The biggest ergonomic mistakes dental professionals make

August 27, 2014

In part two of Dental Product Report's three-part series on ergonomics, Betty Ladley Finkbeiner, CDA - Emeritus, BS, MS, provides tips on ergonomic concepts and motion economy to decrease stress and increase productivity. Check out Part 1 and Part 3  of the series for more insight into ergonomic practices and benefits.

In part two of Dental Product Report's three-part series on ergonomics, Betty Ladley Finkbeiner, CDA - Emeritus, BS, MS, provides tips on ergonomic concepts and motion economy to decrease stress and increase productivity.

Check out Part 1 and Part 3  of the series for more insight into ergonomic practices and benefits.

If someone told you that you could increase the productivity of your practice by 33% or more, would you be interested? Early studies done by the federal government decades ago, at the cost of millions of dollars, proved this remarkable result.

Over the years, however, some of the principles have been lost or diminished. Schools such as the University of Alabama, Kentucky, Michigan, and North Carolina researched ergonomics and applied these concepts to the practice of dentistry. Since funding ended in 1986, few dental schools have carried on the concepts of ergonomics and increased productivity.

Related reading: Part 1: Avoiding injury with ergonomics

Success from these early studies was accomplished by the use of ergonomic practice. Perhaps now is the time to review these early studies and renew the need to practice ergonomics as first designed for dentistry. Too often, dentists and manufacturers have overlooked some of these concepts. True four-handed dentistry, combined with proven ergonomic concepts, can result in working smarter, more comfortably, and with increased productivity.

Related reading: Part 3: The economics of ergonomics

The following are the major issues that can cause back, neck and other musculoskeletal issues.

The equipment must be ergonomically designed to minimize unnecessary motion. This means the dental chair must have a narrow back free of adjustment knobs, enabling the dentist and assistant close access to the patient. When a dental chair is used with wide wings, this moves the dentist and assistant away from the patient and causes them undue stress to easily reach the oral cavity.

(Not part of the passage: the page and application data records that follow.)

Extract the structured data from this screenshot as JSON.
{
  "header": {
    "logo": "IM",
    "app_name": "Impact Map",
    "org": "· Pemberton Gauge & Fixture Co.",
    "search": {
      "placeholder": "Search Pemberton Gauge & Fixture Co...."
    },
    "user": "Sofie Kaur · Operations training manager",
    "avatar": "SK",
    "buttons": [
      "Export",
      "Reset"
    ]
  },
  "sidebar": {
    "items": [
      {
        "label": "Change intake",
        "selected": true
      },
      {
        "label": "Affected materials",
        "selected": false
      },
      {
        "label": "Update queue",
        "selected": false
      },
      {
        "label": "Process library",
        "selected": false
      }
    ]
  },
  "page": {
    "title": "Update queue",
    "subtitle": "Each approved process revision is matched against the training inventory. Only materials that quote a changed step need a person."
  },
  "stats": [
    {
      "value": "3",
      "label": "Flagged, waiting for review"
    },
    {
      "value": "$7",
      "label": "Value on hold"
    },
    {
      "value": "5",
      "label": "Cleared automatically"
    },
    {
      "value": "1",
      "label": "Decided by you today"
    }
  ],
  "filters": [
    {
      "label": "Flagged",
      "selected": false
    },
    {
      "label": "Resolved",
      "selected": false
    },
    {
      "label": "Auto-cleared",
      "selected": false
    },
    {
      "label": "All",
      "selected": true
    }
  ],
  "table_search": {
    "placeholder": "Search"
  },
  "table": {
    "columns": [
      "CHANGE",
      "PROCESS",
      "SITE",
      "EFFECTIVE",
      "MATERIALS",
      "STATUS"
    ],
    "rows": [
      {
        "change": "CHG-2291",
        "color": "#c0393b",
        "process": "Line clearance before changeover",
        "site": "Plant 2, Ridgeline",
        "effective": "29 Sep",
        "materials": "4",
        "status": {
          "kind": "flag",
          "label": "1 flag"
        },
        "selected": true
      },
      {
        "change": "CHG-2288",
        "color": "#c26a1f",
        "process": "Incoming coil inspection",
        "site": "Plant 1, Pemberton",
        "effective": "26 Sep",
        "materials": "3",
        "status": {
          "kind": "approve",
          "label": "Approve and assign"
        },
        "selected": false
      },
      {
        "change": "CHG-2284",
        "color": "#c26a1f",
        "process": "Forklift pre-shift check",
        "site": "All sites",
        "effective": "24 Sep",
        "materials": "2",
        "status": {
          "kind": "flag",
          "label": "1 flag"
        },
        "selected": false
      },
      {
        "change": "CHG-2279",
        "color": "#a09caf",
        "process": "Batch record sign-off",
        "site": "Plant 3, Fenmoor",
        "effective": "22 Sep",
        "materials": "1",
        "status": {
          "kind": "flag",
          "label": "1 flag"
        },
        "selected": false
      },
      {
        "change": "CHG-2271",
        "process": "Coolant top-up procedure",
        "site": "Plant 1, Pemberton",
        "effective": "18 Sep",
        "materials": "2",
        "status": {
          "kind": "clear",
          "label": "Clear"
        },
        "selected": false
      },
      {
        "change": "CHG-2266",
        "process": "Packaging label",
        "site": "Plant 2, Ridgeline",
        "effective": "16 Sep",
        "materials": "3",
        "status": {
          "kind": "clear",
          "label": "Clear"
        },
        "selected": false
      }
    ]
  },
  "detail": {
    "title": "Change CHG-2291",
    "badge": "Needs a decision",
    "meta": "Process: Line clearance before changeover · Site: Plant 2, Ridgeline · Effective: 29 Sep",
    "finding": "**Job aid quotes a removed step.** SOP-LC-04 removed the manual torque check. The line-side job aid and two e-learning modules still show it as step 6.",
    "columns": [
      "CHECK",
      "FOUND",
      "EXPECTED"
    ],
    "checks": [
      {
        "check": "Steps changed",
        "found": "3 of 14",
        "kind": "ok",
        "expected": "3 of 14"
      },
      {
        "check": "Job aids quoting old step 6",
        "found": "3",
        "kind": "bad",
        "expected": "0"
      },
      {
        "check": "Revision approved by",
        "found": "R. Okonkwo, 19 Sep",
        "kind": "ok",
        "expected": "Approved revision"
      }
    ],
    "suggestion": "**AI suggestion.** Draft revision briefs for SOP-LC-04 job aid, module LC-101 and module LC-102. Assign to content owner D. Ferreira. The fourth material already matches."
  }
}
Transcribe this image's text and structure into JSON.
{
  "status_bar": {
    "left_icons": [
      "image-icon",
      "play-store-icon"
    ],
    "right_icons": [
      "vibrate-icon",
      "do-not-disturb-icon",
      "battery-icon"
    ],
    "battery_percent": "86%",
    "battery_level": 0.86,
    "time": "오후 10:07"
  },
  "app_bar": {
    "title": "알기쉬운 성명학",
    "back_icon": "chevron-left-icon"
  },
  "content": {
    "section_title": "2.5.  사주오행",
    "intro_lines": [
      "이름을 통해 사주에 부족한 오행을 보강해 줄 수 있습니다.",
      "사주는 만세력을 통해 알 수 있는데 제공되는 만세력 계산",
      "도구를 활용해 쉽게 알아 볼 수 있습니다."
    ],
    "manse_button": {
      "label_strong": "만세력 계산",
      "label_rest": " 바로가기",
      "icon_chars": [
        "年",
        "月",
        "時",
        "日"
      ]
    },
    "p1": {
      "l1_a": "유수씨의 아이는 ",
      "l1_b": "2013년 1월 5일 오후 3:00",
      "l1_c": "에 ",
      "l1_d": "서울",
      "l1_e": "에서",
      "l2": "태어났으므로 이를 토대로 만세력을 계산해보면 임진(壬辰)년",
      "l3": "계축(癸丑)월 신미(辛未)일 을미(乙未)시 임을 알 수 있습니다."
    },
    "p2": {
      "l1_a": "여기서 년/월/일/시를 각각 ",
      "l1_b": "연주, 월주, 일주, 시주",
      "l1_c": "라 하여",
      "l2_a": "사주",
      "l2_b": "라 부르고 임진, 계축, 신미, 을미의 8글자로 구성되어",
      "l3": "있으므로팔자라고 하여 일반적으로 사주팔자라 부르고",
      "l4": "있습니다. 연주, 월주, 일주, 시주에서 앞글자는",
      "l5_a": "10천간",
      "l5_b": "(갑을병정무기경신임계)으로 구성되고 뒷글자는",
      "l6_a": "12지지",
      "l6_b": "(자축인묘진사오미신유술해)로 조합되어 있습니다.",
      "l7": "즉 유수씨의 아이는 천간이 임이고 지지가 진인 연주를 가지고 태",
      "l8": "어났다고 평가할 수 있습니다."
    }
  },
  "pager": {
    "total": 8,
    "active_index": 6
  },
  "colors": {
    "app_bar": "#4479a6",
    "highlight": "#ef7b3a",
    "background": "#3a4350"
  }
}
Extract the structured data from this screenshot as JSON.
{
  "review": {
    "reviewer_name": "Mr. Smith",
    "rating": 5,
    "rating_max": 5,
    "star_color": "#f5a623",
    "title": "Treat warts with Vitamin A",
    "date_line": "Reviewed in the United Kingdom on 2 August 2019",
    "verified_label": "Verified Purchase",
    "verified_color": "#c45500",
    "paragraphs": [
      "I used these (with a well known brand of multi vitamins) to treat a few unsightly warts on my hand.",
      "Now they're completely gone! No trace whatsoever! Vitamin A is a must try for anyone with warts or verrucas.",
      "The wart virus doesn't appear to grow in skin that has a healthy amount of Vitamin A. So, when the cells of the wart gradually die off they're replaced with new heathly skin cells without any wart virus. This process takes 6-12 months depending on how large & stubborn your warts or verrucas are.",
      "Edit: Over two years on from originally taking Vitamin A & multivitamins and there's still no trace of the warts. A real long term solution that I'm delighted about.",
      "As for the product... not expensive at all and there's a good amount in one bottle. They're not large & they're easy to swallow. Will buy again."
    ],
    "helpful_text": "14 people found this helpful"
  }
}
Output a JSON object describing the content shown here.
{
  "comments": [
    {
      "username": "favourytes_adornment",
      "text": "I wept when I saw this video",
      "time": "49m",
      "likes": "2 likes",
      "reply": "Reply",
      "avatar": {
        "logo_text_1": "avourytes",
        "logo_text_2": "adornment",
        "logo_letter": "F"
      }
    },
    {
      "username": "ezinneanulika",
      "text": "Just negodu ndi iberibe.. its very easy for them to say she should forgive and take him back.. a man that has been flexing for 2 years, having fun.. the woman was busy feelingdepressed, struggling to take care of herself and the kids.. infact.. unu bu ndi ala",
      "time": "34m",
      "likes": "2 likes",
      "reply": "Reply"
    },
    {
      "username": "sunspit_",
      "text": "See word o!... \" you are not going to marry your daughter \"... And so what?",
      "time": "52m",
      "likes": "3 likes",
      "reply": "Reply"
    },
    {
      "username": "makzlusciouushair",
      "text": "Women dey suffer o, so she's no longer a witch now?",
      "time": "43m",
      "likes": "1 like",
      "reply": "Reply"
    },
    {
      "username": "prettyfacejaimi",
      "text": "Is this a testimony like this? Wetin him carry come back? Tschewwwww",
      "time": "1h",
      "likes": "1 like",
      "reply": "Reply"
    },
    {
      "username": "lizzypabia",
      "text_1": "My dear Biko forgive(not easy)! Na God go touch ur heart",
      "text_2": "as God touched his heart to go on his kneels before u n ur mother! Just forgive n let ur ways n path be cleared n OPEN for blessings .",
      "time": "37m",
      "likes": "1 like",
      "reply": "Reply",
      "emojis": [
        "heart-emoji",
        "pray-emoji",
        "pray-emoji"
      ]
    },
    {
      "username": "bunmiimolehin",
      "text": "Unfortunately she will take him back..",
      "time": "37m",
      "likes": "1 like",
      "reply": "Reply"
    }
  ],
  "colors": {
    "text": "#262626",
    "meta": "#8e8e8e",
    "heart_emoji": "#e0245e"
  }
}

The patient must be placed in supine position with the operating team seated in ergonomically designed equipment. The dental assistant must have access to the dental unit and have equipment that is easily adjustable for all heights and conditions at chairside.

The assistant should not have to turn and reach for instruments and should be able to keep his or her eyes on the operating site. The dentist, at the same time, should be able to work alone or rely on the assistant to provide the needed instruments, materials, or air to clear the site for treatment without the need to turn or reach for a needed instrument or material.

The dentist and assistant must practice motion economy. A Class I movement is a “fingers only” movement. This classification goes all the way to the shoulder and twisted torso, resulting in a Class V movement. This means that the instrument tray and dynamic handpieces and equipment must be close to the team to avoid any twisting or turning. When the dentist or assistant must turn or reach for an item, it takes time and causes undue stress on the body. This, in turn, delays progress and can cause loss of chair time and productivity.

Huge rewards result when practicing ergonomic concepts and motion economy. With the selection of the proper equipment; correct positioning of instrument trays, equipment and the dental team; and practicing motion economy, stress can be decreased and productivity increased.

Editor’s Note: References available upon request.